## How to complete this task
In the records that follow, find each line with the word "banco" and copy it.

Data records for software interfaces
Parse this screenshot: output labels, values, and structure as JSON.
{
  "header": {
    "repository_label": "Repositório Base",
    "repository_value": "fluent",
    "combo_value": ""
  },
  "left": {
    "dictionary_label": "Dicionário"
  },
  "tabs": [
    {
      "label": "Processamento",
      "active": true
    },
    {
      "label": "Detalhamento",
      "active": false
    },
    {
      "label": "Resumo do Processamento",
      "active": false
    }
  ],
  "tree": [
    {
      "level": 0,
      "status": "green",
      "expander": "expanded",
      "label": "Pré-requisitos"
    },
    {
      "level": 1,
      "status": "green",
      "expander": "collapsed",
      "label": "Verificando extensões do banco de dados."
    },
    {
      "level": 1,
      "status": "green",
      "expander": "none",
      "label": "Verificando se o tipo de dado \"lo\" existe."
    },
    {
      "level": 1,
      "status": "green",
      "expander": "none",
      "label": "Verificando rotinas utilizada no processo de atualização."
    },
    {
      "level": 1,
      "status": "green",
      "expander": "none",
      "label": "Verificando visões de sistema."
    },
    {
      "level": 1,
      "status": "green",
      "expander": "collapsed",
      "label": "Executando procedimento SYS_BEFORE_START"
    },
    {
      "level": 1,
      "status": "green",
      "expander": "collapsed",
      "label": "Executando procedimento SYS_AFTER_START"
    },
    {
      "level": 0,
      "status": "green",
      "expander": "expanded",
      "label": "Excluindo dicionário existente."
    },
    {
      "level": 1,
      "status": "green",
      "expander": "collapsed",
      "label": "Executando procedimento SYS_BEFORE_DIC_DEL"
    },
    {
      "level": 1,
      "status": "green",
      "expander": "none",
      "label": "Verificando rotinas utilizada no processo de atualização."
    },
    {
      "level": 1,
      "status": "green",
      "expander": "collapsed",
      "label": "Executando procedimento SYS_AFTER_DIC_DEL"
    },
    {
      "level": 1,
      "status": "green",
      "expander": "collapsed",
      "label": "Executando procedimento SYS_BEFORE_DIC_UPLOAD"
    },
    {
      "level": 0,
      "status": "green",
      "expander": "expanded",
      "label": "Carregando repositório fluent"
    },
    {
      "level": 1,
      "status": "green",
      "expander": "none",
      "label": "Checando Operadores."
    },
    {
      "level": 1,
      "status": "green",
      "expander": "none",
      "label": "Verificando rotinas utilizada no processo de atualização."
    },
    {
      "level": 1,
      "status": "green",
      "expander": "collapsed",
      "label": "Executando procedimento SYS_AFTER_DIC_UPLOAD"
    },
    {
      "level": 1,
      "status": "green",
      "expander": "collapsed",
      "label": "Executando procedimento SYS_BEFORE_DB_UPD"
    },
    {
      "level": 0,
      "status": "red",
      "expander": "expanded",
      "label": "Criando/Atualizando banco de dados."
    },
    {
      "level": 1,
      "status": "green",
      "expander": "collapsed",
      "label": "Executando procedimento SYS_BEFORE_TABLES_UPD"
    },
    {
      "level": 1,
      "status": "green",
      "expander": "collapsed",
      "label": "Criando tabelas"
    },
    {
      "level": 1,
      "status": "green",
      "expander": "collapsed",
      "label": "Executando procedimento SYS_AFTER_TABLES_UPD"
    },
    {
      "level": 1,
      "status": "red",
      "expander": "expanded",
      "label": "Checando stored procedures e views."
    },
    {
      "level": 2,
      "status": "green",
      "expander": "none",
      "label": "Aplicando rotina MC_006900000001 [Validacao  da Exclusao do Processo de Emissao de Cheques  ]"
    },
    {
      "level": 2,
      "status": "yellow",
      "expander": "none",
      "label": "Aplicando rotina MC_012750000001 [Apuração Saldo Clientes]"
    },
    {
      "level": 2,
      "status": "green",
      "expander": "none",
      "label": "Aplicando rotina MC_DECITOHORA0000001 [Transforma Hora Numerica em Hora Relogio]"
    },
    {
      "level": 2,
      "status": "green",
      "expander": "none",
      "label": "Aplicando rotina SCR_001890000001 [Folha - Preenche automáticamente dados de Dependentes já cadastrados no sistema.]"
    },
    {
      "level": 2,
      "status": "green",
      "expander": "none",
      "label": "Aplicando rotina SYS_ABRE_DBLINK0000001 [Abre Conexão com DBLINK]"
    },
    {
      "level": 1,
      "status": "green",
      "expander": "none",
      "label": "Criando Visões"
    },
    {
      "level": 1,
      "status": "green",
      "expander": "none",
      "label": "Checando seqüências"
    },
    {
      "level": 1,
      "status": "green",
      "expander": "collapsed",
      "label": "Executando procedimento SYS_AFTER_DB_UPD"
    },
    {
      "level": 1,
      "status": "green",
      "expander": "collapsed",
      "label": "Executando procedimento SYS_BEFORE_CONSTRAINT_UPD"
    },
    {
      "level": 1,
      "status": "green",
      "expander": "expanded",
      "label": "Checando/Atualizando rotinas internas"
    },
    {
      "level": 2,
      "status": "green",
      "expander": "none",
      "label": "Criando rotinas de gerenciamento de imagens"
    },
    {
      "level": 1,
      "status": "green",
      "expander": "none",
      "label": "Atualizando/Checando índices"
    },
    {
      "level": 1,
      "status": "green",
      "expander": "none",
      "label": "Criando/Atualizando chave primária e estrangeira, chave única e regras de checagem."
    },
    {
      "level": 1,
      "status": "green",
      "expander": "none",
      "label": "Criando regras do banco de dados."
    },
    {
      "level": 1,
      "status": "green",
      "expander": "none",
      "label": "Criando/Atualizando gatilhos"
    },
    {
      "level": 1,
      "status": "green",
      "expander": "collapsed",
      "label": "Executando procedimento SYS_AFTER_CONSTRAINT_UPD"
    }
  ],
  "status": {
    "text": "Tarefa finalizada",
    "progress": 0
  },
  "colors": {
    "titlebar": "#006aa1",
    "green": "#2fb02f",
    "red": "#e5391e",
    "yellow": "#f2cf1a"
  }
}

## Result of this task
      "label": "Verificando extensões do banco de dados."
      "label": "Criando/Atualizando banco de dados."
      "label": "Criando regras do banco de dados."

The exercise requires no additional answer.